<<<<

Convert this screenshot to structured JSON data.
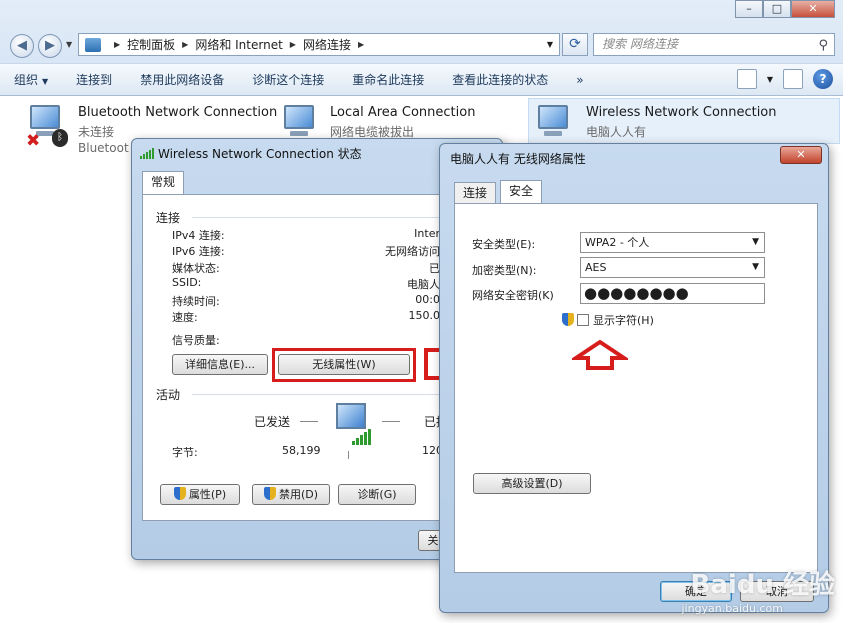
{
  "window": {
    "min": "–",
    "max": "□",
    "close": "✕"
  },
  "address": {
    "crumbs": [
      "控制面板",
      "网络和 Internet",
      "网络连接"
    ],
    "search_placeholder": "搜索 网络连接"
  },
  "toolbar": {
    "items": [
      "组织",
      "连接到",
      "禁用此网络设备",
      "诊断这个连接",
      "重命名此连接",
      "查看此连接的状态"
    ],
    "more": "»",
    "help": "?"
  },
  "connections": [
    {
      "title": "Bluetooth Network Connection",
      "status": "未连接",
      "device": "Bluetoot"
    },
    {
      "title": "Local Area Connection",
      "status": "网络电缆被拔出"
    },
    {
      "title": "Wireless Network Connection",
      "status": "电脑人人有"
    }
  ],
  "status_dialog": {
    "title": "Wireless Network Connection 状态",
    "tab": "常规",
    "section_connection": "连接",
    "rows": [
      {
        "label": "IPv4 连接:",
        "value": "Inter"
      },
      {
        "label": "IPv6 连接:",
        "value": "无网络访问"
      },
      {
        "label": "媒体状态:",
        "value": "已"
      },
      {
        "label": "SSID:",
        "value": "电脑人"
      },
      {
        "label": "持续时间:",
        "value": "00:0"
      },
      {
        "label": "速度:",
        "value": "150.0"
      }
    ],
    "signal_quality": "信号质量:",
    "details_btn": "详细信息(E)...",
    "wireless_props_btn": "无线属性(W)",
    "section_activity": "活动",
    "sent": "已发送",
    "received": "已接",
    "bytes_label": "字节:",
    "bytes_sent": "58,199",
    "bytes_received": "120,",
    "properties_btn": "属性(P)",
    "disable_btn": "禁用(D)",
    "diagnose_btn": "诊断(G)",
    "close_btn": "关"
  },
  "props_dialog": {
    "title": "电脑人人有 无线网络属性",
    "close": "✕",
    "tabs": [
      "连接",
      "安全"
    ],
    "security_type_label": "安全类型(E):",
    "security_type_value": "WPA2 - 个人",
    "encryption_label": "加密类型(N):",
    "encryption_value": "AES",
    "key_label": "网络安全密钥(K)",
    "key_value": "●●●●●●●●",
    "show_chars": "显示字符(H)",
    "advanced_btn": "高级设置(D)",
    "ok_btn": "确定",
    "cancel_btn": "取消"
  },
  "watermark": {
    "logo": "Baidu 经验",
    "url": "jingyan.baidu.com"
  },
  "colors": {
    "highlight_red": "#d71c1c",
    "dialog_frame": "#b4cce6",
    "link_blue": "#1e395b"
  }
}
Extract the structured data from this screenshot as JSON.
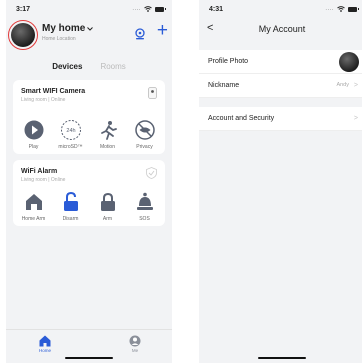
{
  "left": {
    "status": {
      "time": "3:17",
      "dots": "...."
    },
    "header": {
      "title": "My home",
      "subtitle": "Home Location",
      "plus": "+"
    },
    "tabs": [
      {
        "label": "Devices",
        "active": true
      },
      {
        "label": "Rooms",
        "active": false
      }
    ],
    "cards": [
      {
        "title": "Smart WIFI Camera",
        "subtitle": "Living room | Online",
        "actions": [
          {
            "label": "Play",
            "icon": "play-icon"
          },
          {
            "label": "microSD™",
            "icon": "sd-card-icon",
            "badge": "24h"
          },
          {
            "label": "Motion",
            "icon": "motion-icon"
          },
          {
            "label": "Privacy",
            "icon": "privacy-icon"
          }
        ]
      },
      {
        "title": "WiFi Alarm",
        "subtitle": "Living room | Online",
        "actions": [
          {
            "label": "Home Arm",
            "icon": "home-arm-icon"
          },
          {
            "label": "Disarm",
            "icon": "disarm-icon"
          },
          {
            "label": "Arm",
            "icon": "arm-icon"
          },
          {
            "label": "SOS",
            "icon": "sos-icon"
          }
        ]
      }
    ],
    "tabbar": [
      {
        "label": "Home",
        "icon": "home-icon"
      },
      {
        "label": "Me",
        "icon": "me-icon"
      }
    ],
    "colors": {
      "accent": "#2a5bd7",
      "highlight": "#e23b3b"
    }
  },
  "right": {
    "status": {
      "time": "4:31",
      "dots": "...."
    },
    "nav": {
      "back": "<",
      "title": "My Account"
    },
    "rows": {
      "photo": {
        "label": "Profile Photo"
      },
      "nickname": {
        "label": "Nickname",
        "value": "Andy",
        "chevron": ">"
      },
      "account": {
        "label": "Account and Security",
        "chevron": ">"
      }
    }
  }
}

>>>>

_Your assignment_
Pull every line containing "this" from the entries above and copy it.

_The completed task_
Convert this screenshot to structured JSON data.
Extract the structured data from this screenshot as JSON.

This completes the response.